Area man charged with tampering, shipping explosives

April 08, 2003|by MARLO BARNHART

A Hagerstown-area man facing charges in Virginia of supplying several federal agencies with uncertified bomb-sniffing dogs was indicted last Thursday on charges of shipping explosives through airfreight, witness tampering, wire fraud, and lying to authorities.

Russell L. Ebersole was charged in a six-count indictment handed down by a grand jury in the U.S. District Court for the Western District of Virginia in Charlottesville.

Conviction on all counts would carry a maximum of 40 years in prison and $1.5 million in fines, according to a press release from the office of U.S. Attorney John L. Brownlee.

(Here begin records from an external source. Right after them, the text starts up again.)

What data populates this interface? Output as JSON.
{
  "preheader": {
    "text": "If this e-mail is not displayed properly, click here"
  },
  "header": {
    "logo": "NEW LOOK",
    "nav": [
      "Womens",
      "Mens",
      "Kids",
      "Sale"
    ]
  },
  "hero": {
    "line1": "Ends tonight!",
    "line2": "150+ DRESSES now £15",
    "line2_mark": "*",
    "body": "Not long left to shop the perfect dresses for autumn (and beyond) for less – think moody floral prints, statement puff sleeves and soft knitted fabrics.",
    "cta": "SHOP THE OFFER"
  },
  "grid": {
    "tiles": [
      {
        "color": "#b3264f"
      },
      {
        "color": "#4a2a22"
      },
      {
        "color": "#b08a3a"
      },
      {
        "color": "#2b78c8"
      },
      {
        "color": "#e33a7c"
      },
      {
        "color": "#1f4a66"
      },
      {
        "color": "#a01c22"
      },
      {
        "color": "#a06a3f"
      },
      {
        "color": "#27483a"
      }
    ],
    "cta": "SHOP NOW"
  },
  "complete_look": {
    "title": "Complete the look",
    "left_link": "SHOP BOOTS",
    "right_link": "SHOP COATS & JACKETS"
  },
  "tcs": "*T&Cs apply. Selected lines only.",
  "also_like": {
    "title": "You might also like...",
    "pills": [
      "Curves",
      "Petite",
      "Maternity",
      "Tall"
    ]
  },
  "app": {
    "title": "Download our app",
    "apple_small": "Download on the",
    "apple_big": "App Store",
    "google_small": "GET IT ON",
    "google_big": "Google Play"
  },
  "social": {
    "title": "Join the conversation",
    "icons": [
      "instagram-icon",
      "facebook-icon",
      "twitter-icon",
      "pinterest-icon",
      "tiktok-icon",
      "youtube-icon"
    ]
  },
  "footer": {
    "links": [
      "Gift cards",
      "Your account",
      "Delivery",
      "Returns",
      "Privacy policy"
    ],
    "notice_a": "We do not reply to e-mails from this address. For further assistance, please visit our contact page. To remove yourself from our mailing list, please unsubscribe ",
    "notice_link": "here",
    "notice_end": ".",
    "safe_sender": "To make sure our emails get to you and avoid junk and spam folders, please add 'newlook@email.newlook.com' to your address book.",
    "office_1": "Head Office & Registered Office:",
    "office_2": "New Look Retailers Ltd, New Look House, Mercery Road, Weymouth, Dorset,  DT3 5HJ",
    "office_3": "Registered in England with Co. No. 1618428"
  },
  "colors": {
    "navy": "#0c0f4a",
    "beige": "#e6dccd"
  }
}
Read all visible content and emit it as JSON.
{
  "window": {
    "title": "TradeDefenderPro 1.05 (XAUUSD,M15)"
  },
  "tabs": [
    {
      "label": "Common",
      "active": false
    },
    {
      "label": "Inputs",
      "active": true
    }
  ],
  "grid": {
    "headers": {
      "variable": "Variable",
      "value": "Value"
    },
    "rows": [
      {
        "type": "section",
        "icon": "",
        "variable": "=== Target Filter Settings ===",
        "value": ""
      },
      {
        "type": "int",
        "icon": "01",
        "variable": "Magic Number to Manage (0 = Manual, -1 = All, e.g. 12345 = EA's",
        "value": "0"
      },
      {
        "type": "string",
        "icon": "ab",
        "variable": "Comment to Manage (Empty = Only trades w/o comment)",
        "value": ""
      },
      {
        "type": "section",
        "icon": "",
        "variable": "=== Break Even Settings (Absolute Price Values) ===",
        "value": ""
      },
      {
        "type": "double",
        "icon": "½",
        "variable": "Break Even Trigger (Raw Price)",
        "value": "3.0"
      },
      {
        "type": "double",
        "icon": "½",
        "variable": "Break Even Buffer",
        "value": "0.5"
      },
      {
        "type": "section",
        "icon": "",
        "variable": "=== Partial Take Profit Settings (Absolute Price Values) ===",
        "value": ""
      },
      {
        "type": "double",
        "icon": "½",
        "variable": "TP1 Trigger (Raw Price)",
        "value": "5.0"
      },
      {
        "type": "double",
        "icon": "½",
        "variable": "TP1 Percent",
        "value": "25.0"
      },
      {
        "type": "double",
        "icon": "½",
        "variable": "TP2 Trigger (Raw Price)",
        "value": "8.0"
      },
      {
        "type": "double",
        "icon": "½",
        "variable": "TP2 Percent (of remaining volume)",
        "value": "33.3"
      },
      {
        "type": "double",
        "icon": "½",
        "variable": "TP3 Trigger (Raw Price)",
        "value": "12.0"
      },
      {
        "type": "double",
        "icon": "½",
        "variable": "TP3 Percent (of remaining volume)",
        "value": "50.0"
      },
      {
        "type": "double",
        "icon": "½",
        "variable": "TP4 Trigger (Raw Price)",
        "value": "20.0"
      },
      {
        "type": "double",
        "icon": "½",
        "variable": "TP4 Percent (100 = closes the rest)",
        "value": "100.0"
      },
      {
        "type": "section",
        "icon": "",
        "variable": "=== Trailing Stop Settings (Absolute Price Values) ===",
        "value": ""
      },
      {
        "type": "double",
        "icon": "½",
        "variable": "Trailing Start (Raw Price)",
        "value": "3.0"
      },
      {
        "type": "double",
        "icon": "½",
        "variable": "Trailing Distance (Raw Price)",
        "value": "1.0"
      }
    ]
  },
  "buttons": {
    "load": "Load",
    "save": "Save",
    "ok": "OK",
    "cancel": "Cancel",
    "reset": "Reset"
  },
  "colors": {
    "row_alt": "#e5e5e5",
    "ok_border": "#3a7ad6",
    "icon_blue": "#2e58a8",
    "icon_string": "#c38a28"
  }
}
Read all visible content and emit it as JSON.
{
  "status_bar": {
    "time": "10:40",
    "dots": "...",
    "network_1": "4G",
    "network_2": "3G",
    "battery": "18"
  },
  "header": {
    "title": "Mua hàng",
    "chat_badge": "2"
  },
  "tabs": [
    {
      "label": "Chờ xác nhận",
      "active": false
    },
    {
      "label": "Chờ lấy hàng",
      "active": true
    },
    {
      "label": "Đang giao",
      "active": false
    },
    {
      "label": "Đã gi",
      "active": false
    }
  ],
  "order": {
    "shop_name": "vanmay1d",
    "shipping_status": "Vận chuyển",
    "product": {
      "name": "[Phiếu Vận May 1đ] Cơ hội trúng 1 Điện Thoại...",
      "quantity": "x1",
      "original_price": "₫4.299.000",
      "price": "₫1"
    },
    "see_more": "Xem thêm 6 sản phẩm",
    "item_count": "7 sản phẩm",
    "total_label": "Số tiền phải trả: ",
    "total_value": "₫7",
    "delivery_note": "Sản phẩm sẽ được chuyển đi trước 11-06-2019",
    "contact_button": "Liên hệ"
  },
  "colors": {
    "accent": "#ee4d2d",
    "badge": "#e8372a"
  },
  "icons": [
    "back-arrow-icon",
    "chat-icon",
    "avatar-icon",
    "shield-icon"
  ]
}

Ebersole, 43, is the president and director of Detector Dogs Against Drugs and Explosives and is the owner of Aberdeen Acres Pet Care Center and Aberdeen Acres Canine Training Academy, all located in Stephenson, Va., near Winchester.

Ebersole previously was indicted in the Eastern District of Virginia on 28 counts of wire fraud, accusing him of marketing the services of bomb-sniffing dogs that could not detect explosives.

Conviction on those charges carry a maximum punishment of 140 years in prison and $1.4 million in fines.

A grand jury sitting in the U.S. District Court in Alexandria, Va., indicted Ebersole on March 14 on those charges, for which he will stand trial May 14.

Ebersole is awaiting trial on Virginia state perjury charges. He is set to stand trial on those charges in Richmond on April 14.

He was arrested in connection with the earlier indictments on March 14 on Garis Shop Road south of Hagerstown, according to the Washington County Sheriff's Department.

The agencies for which Ebersole provided dogs included the Department of State and the Federal Reserve Board of Governors in Washington, D.C., the Federal Emergency Management Agency Disaster Field Office in New York City and the IRS Service Center in Fresno, Calif., according to the 26-count indictment.

The federal agencies paid Ebersole's company more than $700,000 for its services, according to a statement from the U.S. Attorney's Office.

The indictment alleges that Ebersole made false statements about his business, its training procedures and the qualification of his dogs and their handlers.

The company's dogs failed explosives detection tests administered by federal officials on five different occasions, the U.S. Attorney's Office's statement alleges.

The Herald-Mail Articles